German families saved the best for last, or in this case, the Christmas pickle, which they hung on the tree.
It’s tucked into the tree in a spot that’s tough to see. The first child who finds the Christmas pickle in the morning gets a year of good luck and a special gift. The pickle is made of blown glass. But if you ask most Germans, they’ll probably tell you they’re unfamiliar with this legendary tradition.
The reason why stockings are hung is an ode to St. Nick’s generosity towards impoverished girls.
Matthew T Rader / Unsplash
According to the legend, St. Nicholas slid down the chimney of a man who was so poor, he feared his girls would never marry. So, St. Nick filled the laundered stockings drying by the fireplace with gold coins. And boom! Just like that, the girls became marriage material.
Christmas might be the most wonderful time of the year, but it’s certainly not a fan of happily ever after.
Data collected from Facebook posts suggest that one of the most popular times for couples to call it quits is two weeks before Christmas. But, the least favorite day to breakup is Christmas Day. Then again, who would enjoy opening a bunch of presents, and drinking hot cocoa with a side of heartbreak?
opening a bunch of presents, and drinking hot cocoa with a side of heartbreak?
In the early days, people couldn’t exactly go to the store and buy glass ornaments, so they used apples.
Thammie Cascales / Unsplash
During “Paradise Plays,” medieval actors used apples to decorate paradise trees (which were really fir trees). This was kind of appropriate since the plays were a depiction of Adam and Eve’s creation and their ultimate downfall.
You could say that modern Santa is a mesh of various cultural believes, including the Viking God, Odin.
Norman Tsui / Unsplash
Odin rode Sleipnir, a flying horse with eight legs. Think of it as a precursor to a reindeer. Children would fill their stockings or boots with treats for Sleipnir. Then Odin would either hand out gifts or punishments.

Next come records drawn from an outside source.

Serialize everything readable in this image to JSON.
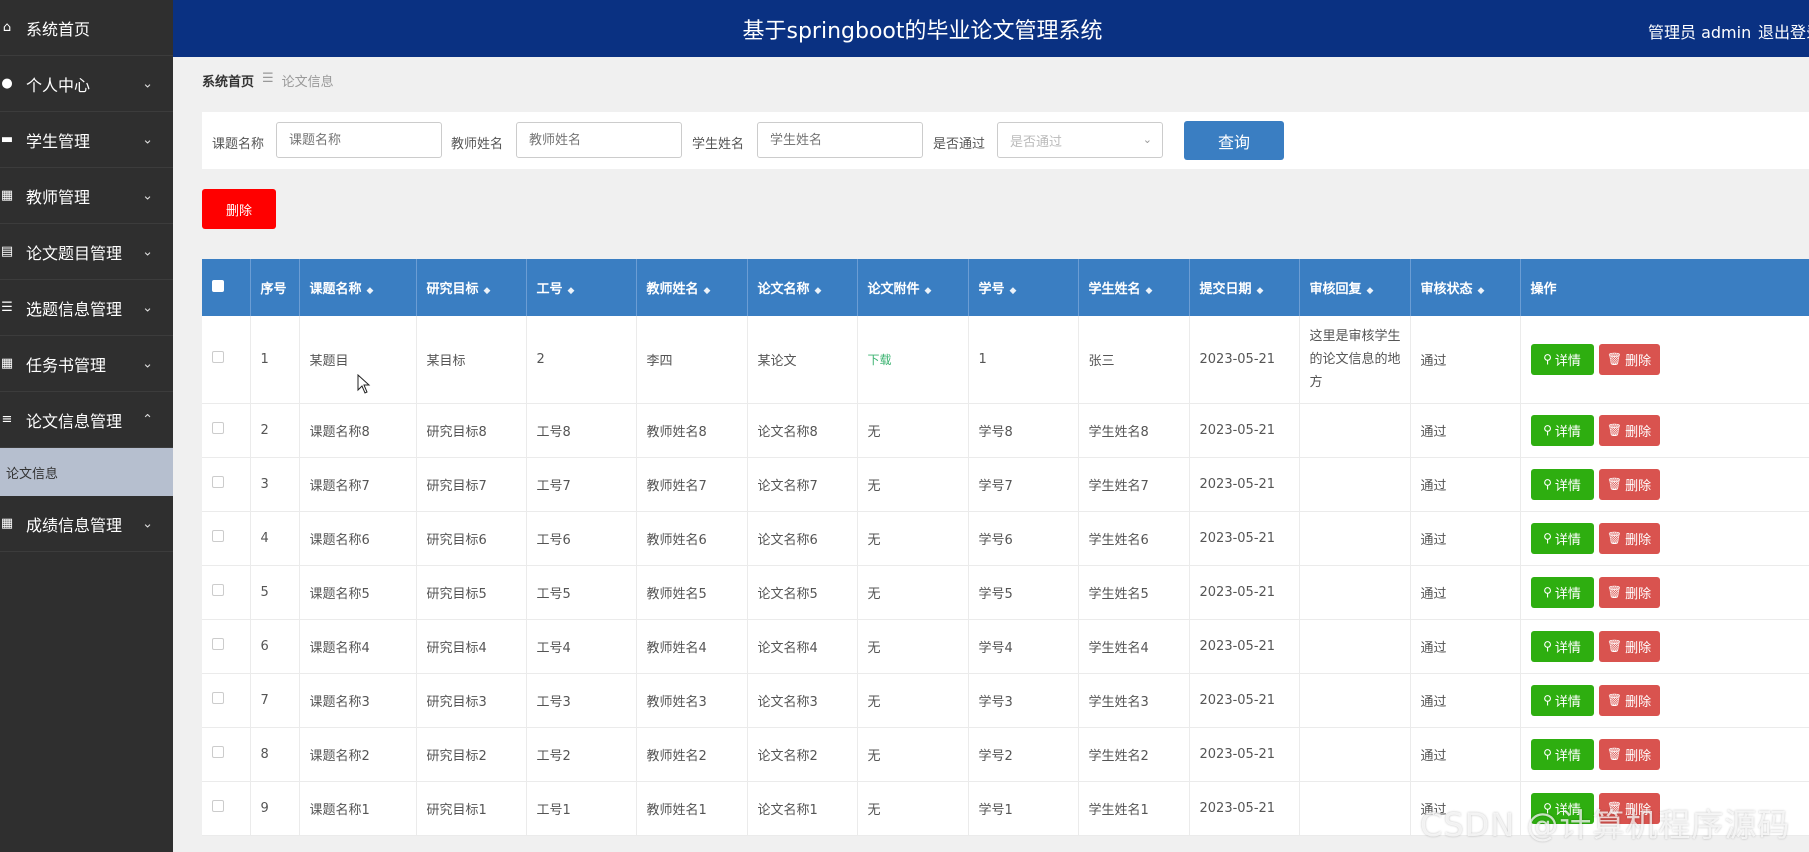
{
  "header": {
    "title": "基于springboot的毕业论文管理系统",
    "user": "管理员 admin",
    "logout": "退出登录"
  },
  "sidebar": {
    "items": [
      {
        "label": "系统首页",
        "icon": "home-icon",
        "has_chevron": false
      },
      {
        "label": "个人中心",
        "icon": "user-icon",
        "has_chevron": true,
        "chevron": "⌄"
      },
      {
        "label": "学生管理",
        "icon": "briefcase-icon",
        "has_chevron": true,
        "chevron": "⌄"
      },
      {
        "label": "教师管理",
        "icon": "grid-icon",
        "has_chevron": true,
        "chevron": "⌄"
      },
      {
        "label": "论文题目管理",
        "icon": "clipboard-icon",
        "has_chevron": true,
        "chevron": "⌄"
      },
      {
        "label": "选题信息管理",
        "icon": "list-icon",
        "has_chevron": true,
        "chevron": "⌄"
      },
      {
        "label": "任务书管理",
        "icon": "grid-icon",
        "has_chevron": true,
        "chevron": "⌄"
      },
      {
        "label": "论文信息管理",
        "icon": "sliders-icon",
        "has_chevron": true,
        "chevron": "⌃",
        "expanded": true
      },
      {
        "label": "成绩信息管理",
        "icon": "grid-icon",
        "has_chevron": true,
        "chevron": "⌄"
      }
    ],
    "sub_item": "论文信息"
  },
  "breadcrumb": {
    "home": "系统首页",
    "sep": "☰",
    "current": "论文信息"
  },
  "search": {
    "topic_label": "课题名称",
    "topic_placeholder": "课题名称",
    "teacher_label": "教师姓名",
    "teacher_placeholder": "教师姓名",
    "student_label": "学生姓名",
    "student_placeholder": "学生姓名",
    "pass_label": "是否通过",
    "pass_placeholder": "是否通过",
    "button": "查询"
  },
  "delete_button": "删除",
  "table": {
    "columns": [
      "序号",
      "课题名称",
      "研究目标",
      "工号",
      "教师姓名",
      "论文名称",
      "论文附件",
      "学号",
      "学生姓名",
      "提交日期",
      "审核回复",
      "审核状态",
      "操作"
    ],
    "detail_label": "详情",
    "delete_label": "删除",
    "rows": [
      {
        "no": "1",
        "topic": "某题目",
        "goal": "某目标",
        "job_no": "2",
        "teacher": "李四",
        "thesis": "某论文",
        "attachment": "下载",
        "student_no": "1",
        "student": "张三",
        "date": "2023-05-21",
        "reply": "这里是审核学生的论文信息的地方",
        "status": "通过"
      },
      {
        "no": "2",
        "topic": "课题名称8",
        "goal": "研究目标8",
        "job_no": "工号8",
        "teacher": "教师姓名8",
        "thesis": "论文名称8",
        "attachment": "无",
        "student_no": "学号8",
        "student": "学生姓名8",
        "date": "2023-05-21",
        "reply": "",
        "status": "通过"
      },
      {
        "no": "3",
        "topic": "课题名称7",
        "goal": "研究目标7",
        "job_no": "工号7",
        "teacher": "教师姓名7",
        "thesis": "论文名称7",
        "attachment": "无",
        "student_no": "学号7",
        "student": "学生姓名7",
        "date": "2023-05-21",
        "reply": "",
        "status": "通过"
      },
      {
        "no": "4",
        "topic": "课题名称6",
        "goal": "研究目标6",
        "job_no": "工号6",
        "teacher": "教师姓名6",
        "thesis": "论文名称6",
        "attachment": "无",
        "student_no": "学号6",
        "student": "学生姓名6",
        "date": "2023-05-21",
        "reply": "",
        "status": "通过"
      },
      {
        "no": "5",
        "topic": "课题名称5",
        "goal": "研究目标5",
        "job_no": "工号5",
        "teacher": "教师姓名5",
        "thesis": "论文名称5",
        "attachment": "无",
        "student_no": "学号5",
        "student": "学生姓名5",
        "date": "2023-05-21",
        "reply": "",
        "status": "通过"
      },
      {
        "no": "6",
        "topic": "课题名称4",
        "goal": "研究目标4",
        "job_no": "工号4",
        "teacher": "教师姓名4",
        "thesis": "论文名称4",
        "attachment": "无",
        "student_no": "学号4",
        "student": "学生姓名4",
        "date": "2023-05-21",
        "reply": "",
        "status": "通过"
      },
      {
        "no": "7",
        "topic": "课题名称3",
        "goal": "研究目标3",
        "job_no": "工号3",
        "teacher": "教师姓名3",
        "thesis": "论文名称3",
        "attachment": "无",
        "student_no": "学号3",
        "student": "学生姓名3",
        "date": "2023-05-21",
        "reply": "",
        "status": "通过"
      },
      {
        "no": "8",
        "topic": "课题名称2",
        "goal": "研究目标2",
        "job_no": "工号2",
        "teacher": "教师姓名2",
        "thesis": "论文名称2",
        "attachment": "无",
        "student_no": "学号2",
        "student": "学生姓名2",
        "date": "2023-05-21",
        "reply": "",
        "status": "通过"
      },
      {
        "no": "9",
        "topic": "课题名称1",
        "goal": "研究目标1",
        "job_no": "工号1",
        "teacher": "教师姓名1",
        "thesis": "论文名称1",
        "attachment": "无",
        "student_no": "学号1",
        "student": "学生姓名1",
        "date": "2023-05-21",
        "reply": "",
        "status": "通过"
      }
    ]
  },
  "watermark": "CSDN @计算机程序源码",
  "colors": {
    "header_bg": "#0a3182",
    "sidebar_bg": "#2f2f2f",
    "table_head": "#3a7ec2",
    "detail_btn": "#2eae10",
    "delete_btn": "#d9534f",
    "top_delete": "#ff0000"
  }
}
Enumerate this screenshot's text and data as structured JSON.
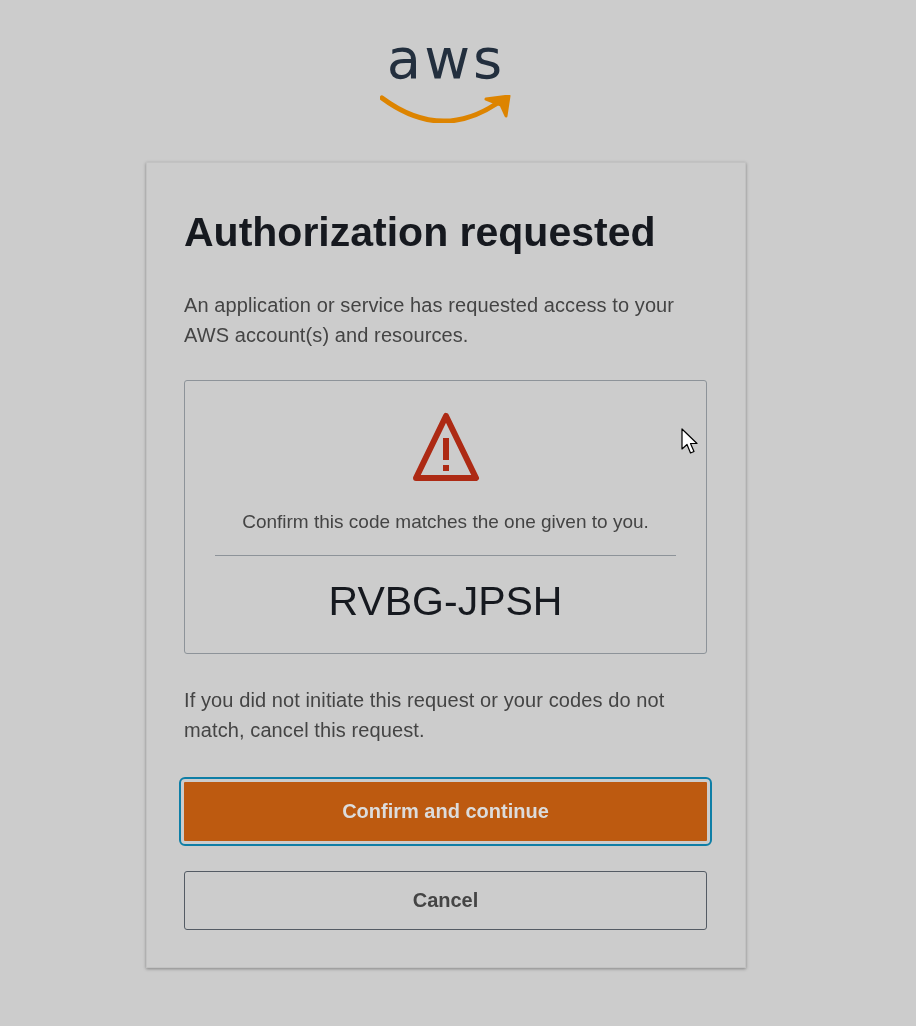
{
  "logo": {
    "text": "aws"
  },
  "dialog": {
    "title": "Authorization requested",
    "message": "An application or service has requested access to your AWS account(s) and resources.",
    "code_panel": {
      "instruction": "Confirm this code matches the one given to you.",
      "code": "RVBG-JPSH"
    },
    "notice": "If you did not initiate this request or your codes do not match, cancel this request.",
    "buttons": [
      {
        "kind": "primary",
        "label": "Confirm and continue",
        "focused": true
      },
      {
        "kind": "secondary",
        "label": "Cancel",
        "focused": false
      }
    ]
  }
}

Mistletoe was considered sacred by Druids because it could bear fruit in the winter unlike other plants.
Jakob Owens / Unsplash
The druids believed it could ward off evil, protect against nightmares and cure illnesses and infertility. But the concept of kissing under the mistletoe began in ancient Greece and was used in the Festival of Saturnalia and at weddings.
The most expensive decorated Christmas tree is valued at $11,026,900 by the Guiness World Records.
Chris Benson / Unsplash
It stood 13.1 meters tall and was displayed in the Emirates Palace Hotel in the United Arab Emirates. The reason it was so expensive was because it was decorated with jewelry like watches, earrings, and necklaces. But the tree alone was worth about $10,000.
Christmas went from being illegal to being declared a legal holiday in Alabama, in 1836.
Roberto Nickson / Unsplash
Alabama was the first state in the US to make Christmas legal and fun. But it wasn’t until June 26, 1870, that Christmas was declared an official holiday across the nation. However, we’re sure there were a couple of homes out there rocking around the Christmas tree way before that.